Credit/debit cards are carried as a back-up.

reynoldsno1
31st Mar 2004, 02:07
In NZ cash and EFTPOS (debit) card are regarded as the same thing. The retailer still has to pay for the machine, but they have the advantage of the money going straight to their account instantly (though it probably takes a week or so for UK banks).
You guys really like being ripped off, eh.............;)
I use my debit card when travelling - even in small towns in Thailand. Just withdraw enough cash to make the $5 bank charge worthwhile... either way, charges or exchange rate, someone will be making money out of you....

Rollingthunder
31st Mar 2004, 02:29
When travelling I use my debit charge to withdraw local cash. I find the exchange rate to be the best that way and the credit union only charges $2.00 for a foreign transaction.

answer=42
31st Mar 2004, 07:50
There are two issues being discussed: convenience and cost.
I'll just talk about cost: what you are paying to make a financial transaction in a foreign currency. One way or another there is always a charge, when you change cash or travellers cheques at a bank or foreign exchange bureau, when you use a credit or debit card denominated in a foreign currency or when you make a bank transfer.

The way to calculate the percentage cost is to divide the foreign currency taken by the total cost (including all fees) in your home currency. Then you compare this with the market exchange rate. Today's market exchange rates can be found on the
Financial Times (http://www.ft.com) website. To compare credit card bills, you will need to use a database of past exchange rates, which you can find here (http://www.oanda.com/site/centralbanks/).

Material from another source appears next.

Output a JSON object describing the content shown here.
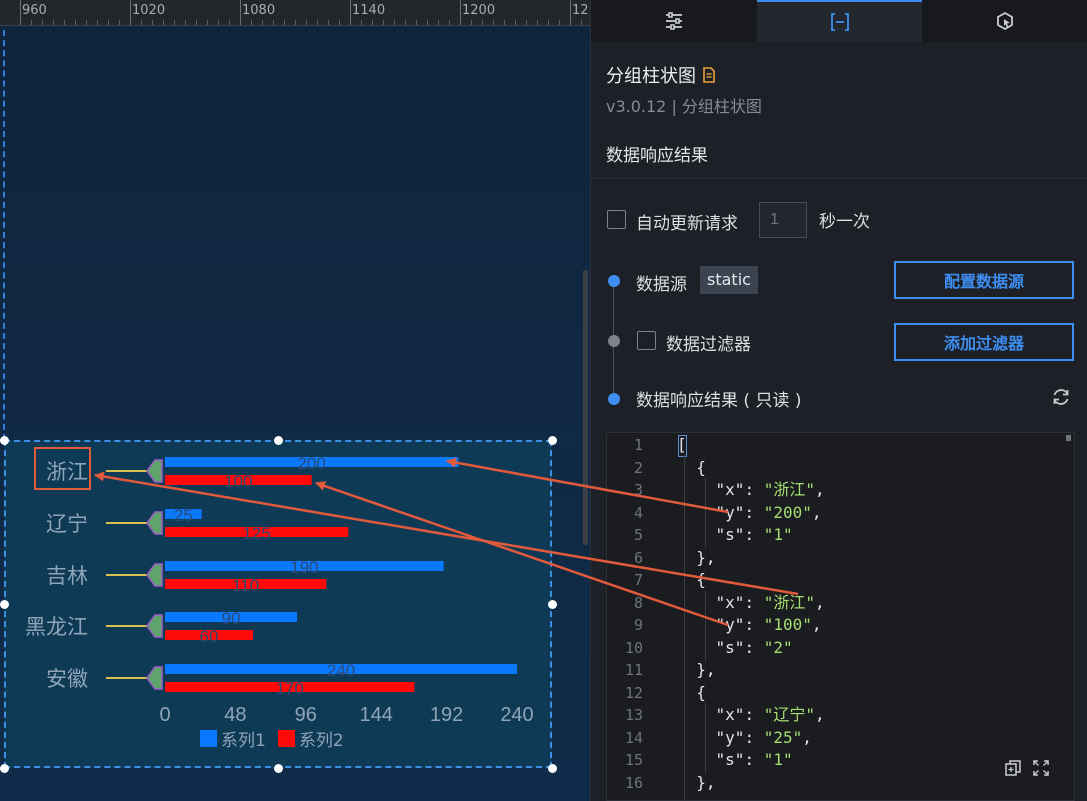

A good credit card will only charge about 1.2%; for large amounts, bank transfers should be slightly better. Everything else is more expensive - if you're paying 10%, you're paying as much as changing in most hotels. Bureaux de change are usually about 3% but in some Asian countries, they are very competitive.